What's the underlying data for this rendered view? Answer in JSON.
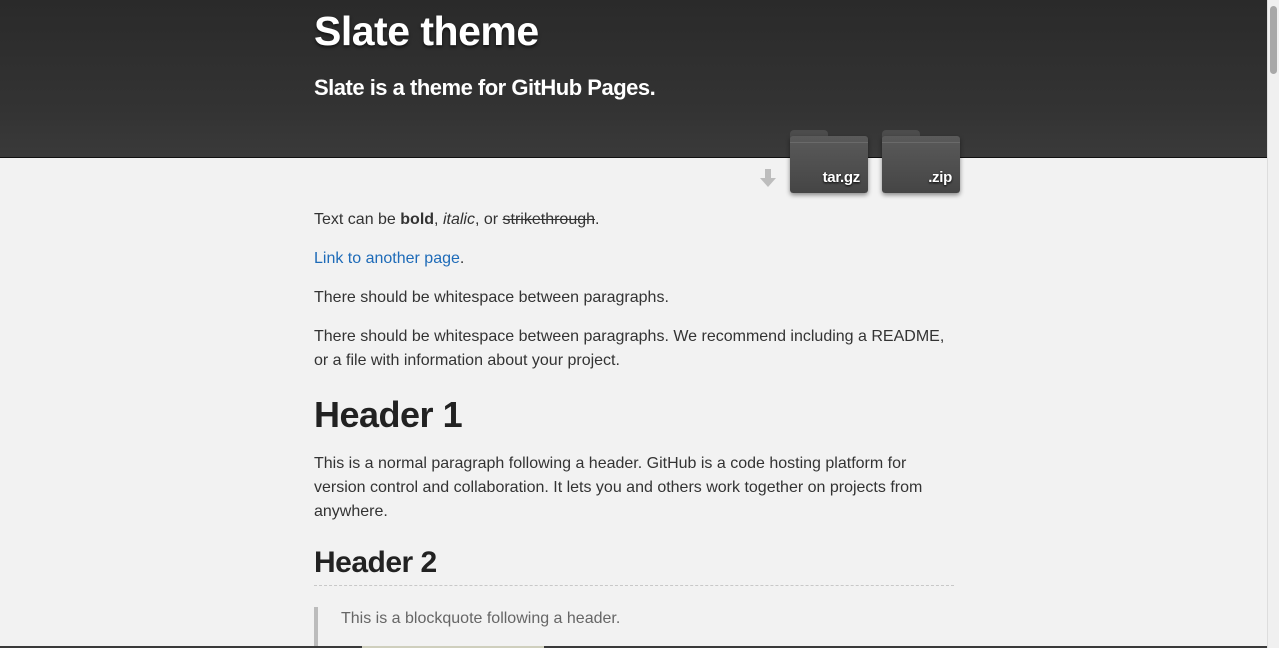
{
  "header": {
    "title": "Slate theme",
    "tagline": "Slate is a theme for GitHub Pages."
  },
  "downloads": {
    "tar_label": "tar.gz",
    "zip_label": ".zip",
    "icon": "download-arrow-icon"
  },
  "content": {
    "p1": {
      "prefix": "Text can be ",
      "bold": "bold",
      "sep1": ", ",
      "italic": "italic",
      "sep2": ", or ",
      "strike": "strikethrough",
      "suffix": "."
    },
    "p2": {
      "link": "Link to another page",
      "suffix": "."
    },
    "p3": "There should be whitespace between paragraphs.",
    "p4": "There should be whitespace between paragraphs. We recommend including a README, or a file with information about your project.",
    "h1": "Header 1",
    "p5": "This is a normal paragraph following a header. GitHub is a code hosting platform for version control and collaboration. It lets you and others work together on projects from anywhere.",
    "h2": "Header 2",
    "blockquote": "This is a blockquote following a header."
  },
  "colors": {
    "header_bg": "#2e2e2e",
    "page_bg": "#f2f2f2",
    "link": "#1e6bb8",
    "text": "#333333"
  }
}
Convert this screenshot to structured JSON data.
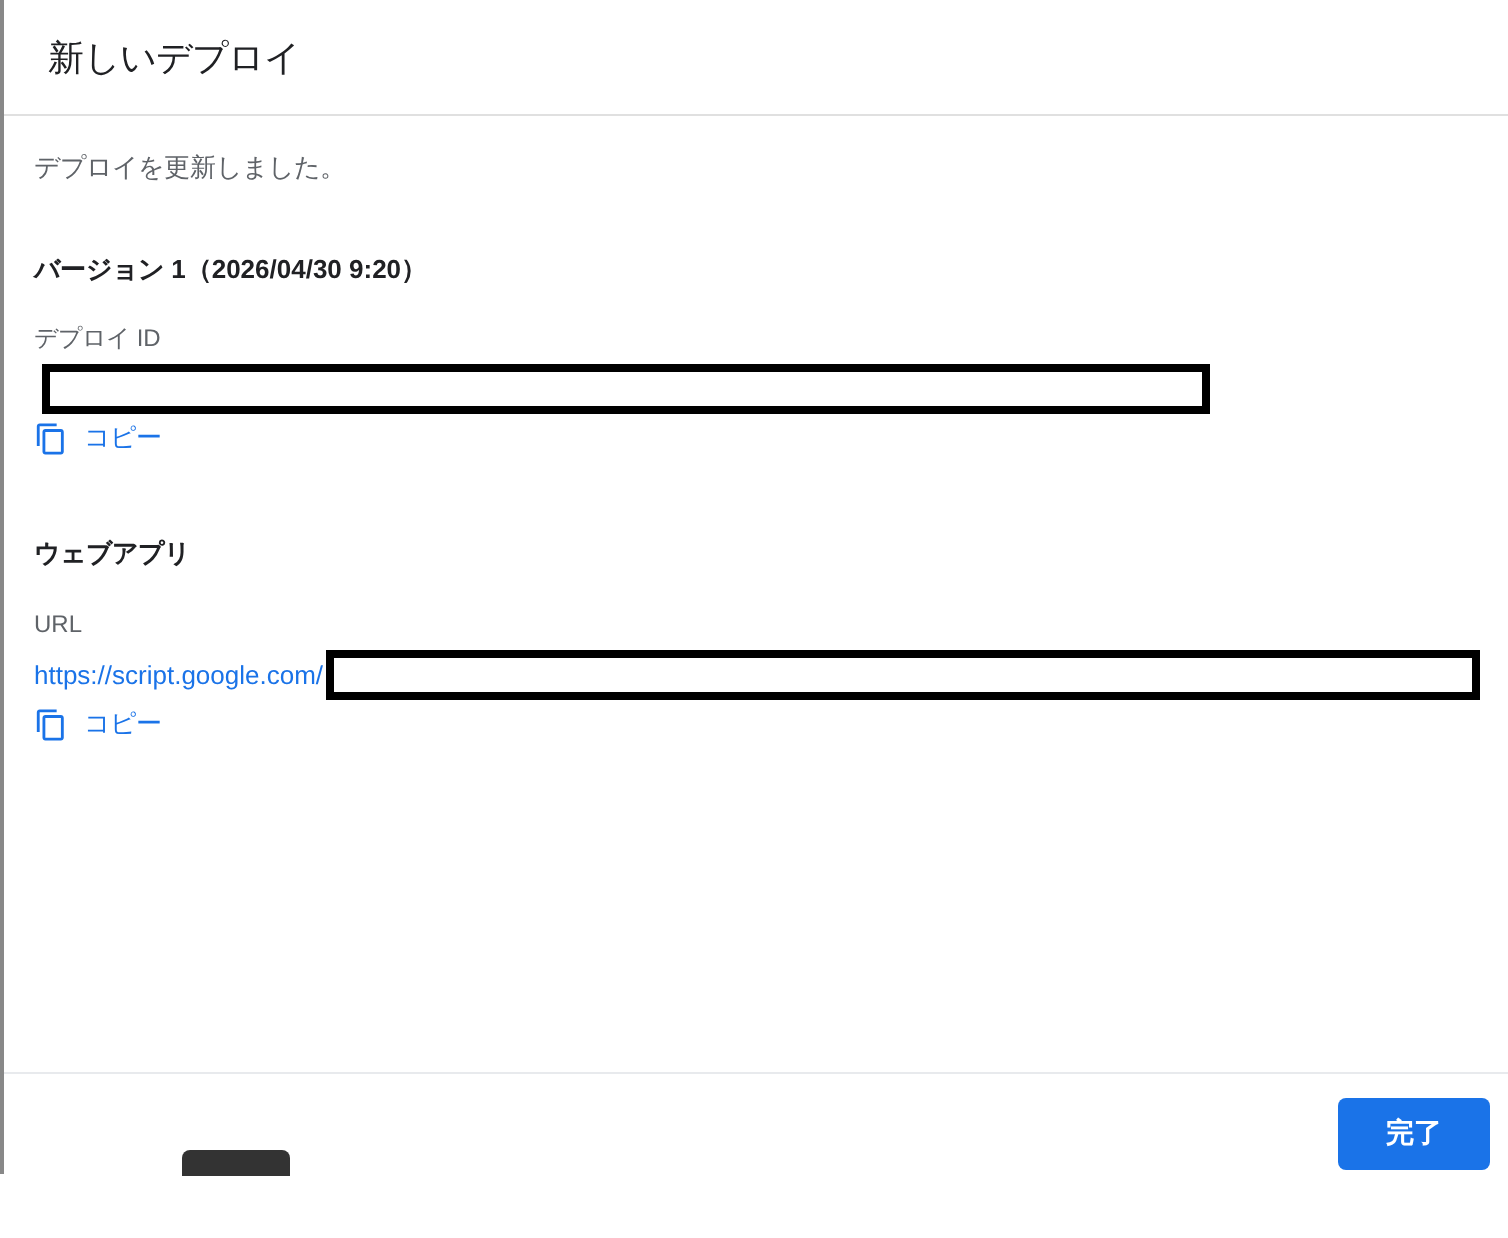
{
  "dialog": {
    "title": "新しいデプロイ"
  },
  "message": "デプロイを更新しました。",
  "version_heading": "バージョン 1（2026/04/30 9:20）",
  "sections": [
    {
      "kind": "id",
      "label": "デプロイ ID",
      "copy": "コピー"
    },
    {
      "kind": "url",
      "heading": "ウェブアプリ",
      "label": "URL",
      "value_prefix": "https://script.google.com/",
      "copy": "コピー"
    }
  ],
  "footer": {
    "button": "完了"
  }
}
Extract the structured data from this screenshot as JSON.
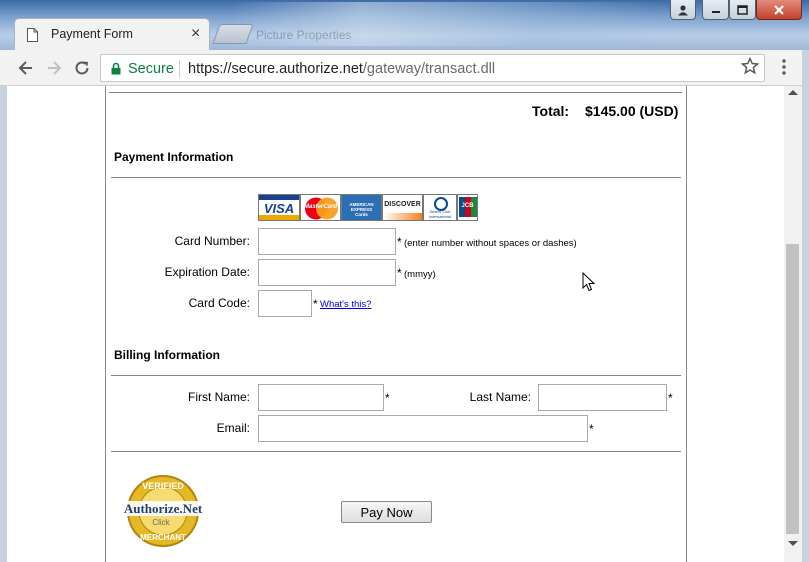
{
  "browser": {
    "tab_title": "Payment Form",
    "ghost_tab_title": "Picture Properties",
    "secure_label": "Secure",
    "url_host": "https://secure.authorize.net",
    "url_path": "/gateway/transact.dll"
  },
  "order": {
    "total_label": "Total:",
    "total_value": "$145.00 (USD)"
  },
  "payment": {
    "section_title": "Payment Information",
    "card_brands": [
      "VISA",
      "MasterCard",
      "AMERICAN EXPRESS Cards",
      "DISCOVER",
      "Diners Club International",
      "JCB"
    ],
    "card_number_label": "Card Number:",
    "card_number_hint": "(enter number without spaces or dashes)",
    "expiration_label": "Expiration Date:",
    "expiration_hint": "(mmyy)",
    "card_code_label": "Card Code:",
    "whats_this": "What's this?",
    "required_mark": "*"
  },
  "billing": {
    "section_title": "Billing Information",
    "first_name_label": "First Name:",
    "last_name_label": "Last Name:",
    "email_label": "Email:",
    "required_mark": "*"
  },
  "actions": {
    "pay_now": "Pay Now"
  },
  "seal": {
    "top_text": "VERIFIED",
    "brand": "Authorize.Net",
    "click": "Click",
    "bottom_text": "MERCHANT"
  },
  "colors": {
    "secure_green": "#0b8043",
    "link_blue": "#0000ee",
    "seal_gold": "#d4a514"
  }
}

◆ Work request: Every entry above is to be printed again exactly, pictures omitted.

◆ Response to this task:
What's the underlying data for this rendered view? Answer in JSON.
{
  "header": {
    "title": "Slate theme",
    "tagline": "Slate is a theme for GitHub Pages."
  },
  "downloads": {
    "tar_label": "tar.gz",
    "zip_label": ".zip",
    "icon": "download-arrow-icon"
  },
  "content": {
    "p1": {
      "prefix": "Text can be ",
      "bold": "bold",
      "sep1": ", ",
      "italic": "italic",
      "sep2": ", or ",
      "strike": "strikethrough",
      "suffix": "."
    },
    "p2": {
      "link": "Link to another page",
      "suffix": "."
    },
    "p3": "There should be whitespace between paragraphs.",
    "p4": "There should be whitespace between paragraphs. We recommend including a README, or a file with information about your project.",
    "h1": "Header 1",
    "p5": "This is a normal paragraph following a header. GitHub is a code hosting platform for version control and collaboration. It lets you and others work together on projects from anywhere.",
    "h2": "Header 2",
    "blockquote": "This is a blockquote following a header."
  },
  "colors": {
    "header_bg": "#2e2e2e",
    "page_bg": "#f2f2f2",
    "link": "#1e6bb8",
    "text": "#333333"
  }
}
Convert this screenshot to structured JSON data.
{
  "dialog": {
    "title": "新しいデプロイ"
  },
  "message": "デプロイを更新しました。",
  "version_heading": "バージョン 1（2026/04/30 9:20）",
  "sections": [
    {
      "kind": "id",
      "label": "デプロイ ID",
      "copy": "コピー"
    },
    {
      "kind": "url",
      "heading": "ウェブアプリ",
      "label": "URL",
      "value_prefix": "https://script.google.com/",
      "copy": "コピー"
    }
  ],
  "footer": {
    "button": "完了"
  }
}
Extract the structured data from this screenshot as JSON.
{
  "browser": {
    "tab_title": "Payment Form",
    "ghost_tab_title": "Picture Properties",
    "secure_label": "Secure",
    "url_host": "https://secure.authorize.net",
    "url_path": "/gateway/transact.dll"
  },
  "order": {
    "total_label": "Total:",
    "total_value": "$145.00 (USD)"
  },
  "payment": {
    "section_title": "Payment Information",
    "card_brands": [
      "VISA",
      "MasterCard",
      "AMERICAN EXPRESS Cards",
      "DISCOVER",
      "Diners Club International",
      "JCB"
    ],
    "card_number_label": "Card Number:",
    "card_number_hint": "(enter number without spaces or dashes)",
    "expiration_label": "Expiration Date:",
    "expiration_hint": "(mmyy)",
    "card_code_label": "Card Code:",
    "whats_this": "What's this?",
    "required_mark": "*"
  },
  "billing": {
    "section_title": "Billing Information",
    "first_name_label": "First Name:",
    "last_name_label": "Last Name:",
    "email_label": "Email:",
    "required_mark": "*"
  },
  "actions": {
    "pay_now": "Pay Now"
  },
  "seal": {
    "top_text": "VERIFIED",
    "brand": "Authorize.Net",
    "click": "Click",
    "bottom_text": "MERCHANT"
  },
  "colors": {
    "secure_green": "#0b8043",
    "link_blue": "#0000ee",
    "seal_gold": "#d4a514"
  }
}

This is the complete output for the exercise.